[Your objective]: Look through the entries. Copy each line that has the word "name".

[Entries provided]:
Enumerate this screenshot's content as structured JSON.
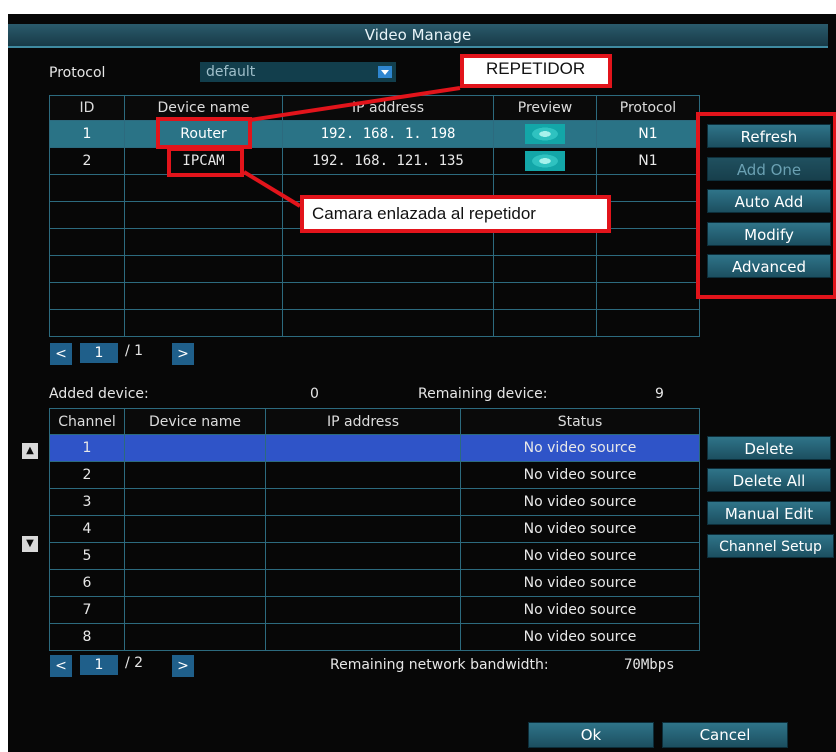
{
  "window": {
    "title": "Video Manage"
  },
  "protocol": {
    "label": "Protocol",
    "value": "default"
  },
  "device_table": {
    "columns": [
      "ID",
      "Device name",
      "IP address",
      "Preview",
      "Protocol"
    ],
    "rows": [
      {
        "id": "1",
        "name": "Router",
        "ip": "192. 168. 1. 198",
        "protocol": "N1"
      },
      {
        "id": "2",
        "name": "IPCAM",
        "ip": "192. 168. 121. 135",
        "protocol": "N1"
      }
    ],
    "page_current": "1",
    "page_total": "/ 1"
  },
  "side_buttons": {
    "refresh": "Refresh",
    "add_one": "Add One",
    "auto_add": "Auto Add",
    "modify": "Modify",
    "advanced": "Advanced"
  },
  "summary": {
    "added_label": "Added device:",
    "added_value": "0",
    "remaining_label": "Remaining device:",
    "remaining_value": "9"
  },
  "channel_table": {
    "columns": [
      "Channel",
      "Device name",
      "IP address",
      "Status"
    ],
    "rows": [
      {
        "channel": "1",
        "status": "No video source"
      },
      {
        "channel": "2",
        "status": "No video source"
      },
      {
        "channel": "3",
        "status": "No video source"
      },
      {
        "channel": "4",
        "status": "No video source"
      },
      {
        "channel": "5",
        "status": "No video source"
      },
      {
        "channel": "6",
        "status": "No video source"
      },
      {
        "channel": "7",
        "status": "No video source"
      },
      {
        "channel": "8",
        "status": "No video source"
      }
    ],
    "page_current": "1",
    "page_total": "/ 2"
  },
  "channel_buttons": {
    "delete": "Delete",
    "delete_all": "Delete All",
    "manual_edit": "Manual Edit",
    "channel_setup": "Channel Setup"
  },
  "bandwidth": {
    "label": "Remaining network bandwidth:",
    "value": "70Mbps"
  },
  "footer": {
    "ok": "Ok",
    "cancel": "Cancel"
  },
  "annotations": {
    "repetidor": "REPETIDOR",
    "camara": "Camara enlazada al repetidor",
    "color": "#e2141b"
  },
  "nav": {
    "prev": "<",
    "next": ">",
    "up": "▲",
    "down": "▼"
  }
}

[Solution for this problem]:
      "Device name",
        "name": "Router",
        "name": "IPCAM",
      "Device name",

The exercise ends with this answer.